Think through your childhood, journal on moments where you felt shamed for being your true self, and meditate to spot patterns in your current life, such as where you feel misunderstood or like you are holding back. “Explore the parts of yourself that you have been avoiding or denying,” Hartman tells Bustle. “Be open to learning from them without trying to change them.” Remember, this is all about digging stuff up, seeing what’s going on in the back of your brain, and accepting it.
Are There Downsides To Shadow Work?
Shadow work is a powerful tool, but it can also bring up a lot of dark things from your past. “That’s why it's important to prioritize your own safety and well-being,” says Hernandez. Again, she recommends doing shadow work with a therapist if possible, but you can also work at your own pace, take breaks whenever necessary, and engage in self-care, like exercising or reaching out to a friend whenever you feel overwhelmed. As you work through uncomfortable feelings, she notes that it’ll start to get easier.

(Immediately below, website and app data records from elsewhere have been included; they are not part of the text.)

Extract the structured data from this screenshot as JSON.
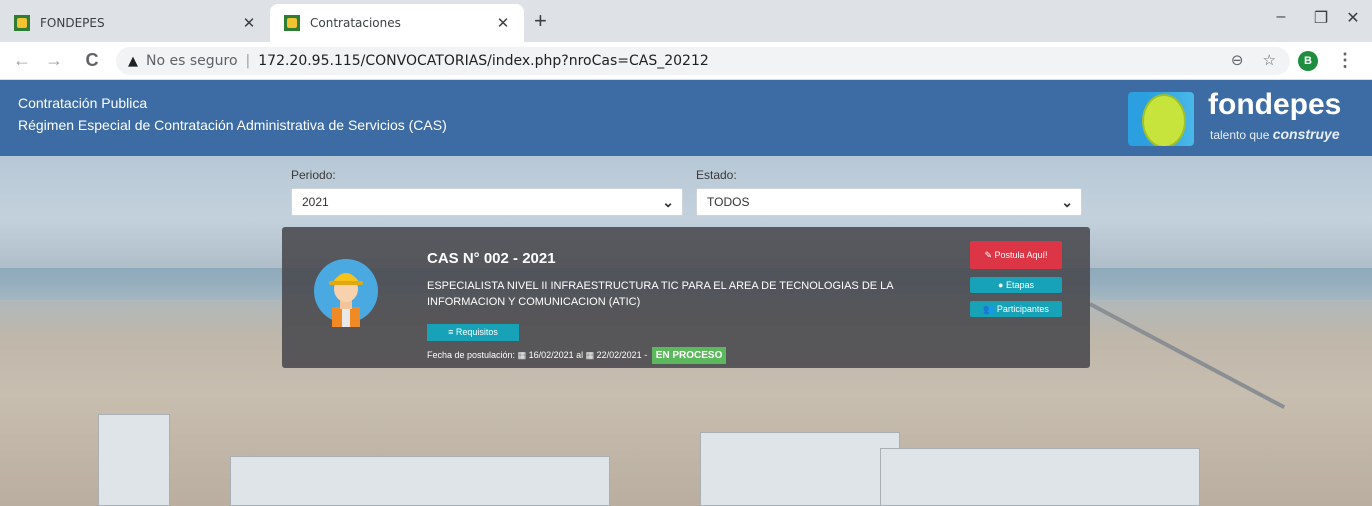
{
  "browser": {
    "tabs": [
      {
        "title": "FONDEPES",
        "active": false
      },
      {
        "title": "Contrataciones",
        "active": true
      }
    ],
    "new_tab": "+",
    "window_controls": [
      "–",
      "❐",
      "✕"
    ],
    "address": {
      "security_label": "No es seguro",
      "separator": "|",
      "url": "172.20.95.115/CONVOCATORIAS/index.php?nroCas=CAS_20212"
    },
    "profile_initial": "B"
  },
  "header": {
    "line1": "Contratación Publica",
    "line2": "Régimen Especial de Contratación Administrativa de Servicios (CAS)",
    "logo_name": "fondepes",
    "logo_tagline_prefix": "talento que ",
    "logo_tagline_emphasis": "construye"
  },
  "filters": {
    "periodo": {
      "label": "Periodo:",
      "value": "2021"
    },
    "estado": {
      "label": "Estado:",
      "value": "TODOS"
    }
  },
  "convocatoria": {
    "title": "CAS N° 002 - 2021",
    "description": "ESPECIALISTA NIVEL II INFRAESTRUCTURA TIC PARA EL AREA DE TECNOLOGIAS DE LA INFORMACION Y COMUNICACION (ATIC)",
    "requisitos_label": "≡ Requisitos",
    "dates_prefix": "Fecha de postulación: ",
    "date_start": "▦ 16/02/2021",
    "date_connector": " al ",
    "date_end": "▦ 22/02/2021",
    "dates_suffix": " - ",
    "status": "EN PROCESO",
    "apply_label": "✎ Postula Aquí!",
    "etapas_label": "● Etapas",
    "participantes_label": "👥 Participantes"
  },
  "colors": {
    "header_bg": "#3d6ba3",
    "apply_button": "#dc3545",
    "teal_button": "#17a2b8",
    "status_badge": "#5cb85c"
  }
}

How Often To Practice Shadow Work
Shadow work is an ongoing process, and Hartman says it takes consistency and dedication to really make a difference. “To start, consider setting aside at least 30 minutes a week for dedicated shadow work,” she says. “From there, you can increase or decrease the amount of time depending on how it's affecting your life.”
As you start to uncover and accept things from your past, you should begin to notice a gradual shift in your perception in a couple of weeks, Hartman says. Sometimes, though, the benefits of shadow work won’t be noticeable for a few months, or even a few years. As Hartman says, it all comes down to your individual experience and how much work you put in.
While it can take some time and the process isn’t always comfortable, shadow work is usually worth the effort. “Whether you call it shadow work or not, shining light on the places where shame lives within you will only weaken the power it has over you,” Hernandez says. “To do so is to step into your power and your whole self.”
Casement, A. (2003). Encountering the shadow in rites of passage: a study in activations. J Analyt. Psychol. doi: 10.1111/1465-5922.t01-2-00002.
Kobe Campbell, licensed trauma therapist, author, and wellness advocate
Valerie Hernandez, LMSW, trauma recovery specialist, licensed mental health therapist
Kalley Hartman, LMFT, licensed marriage and family therapist, clinical director at Ocean Recovery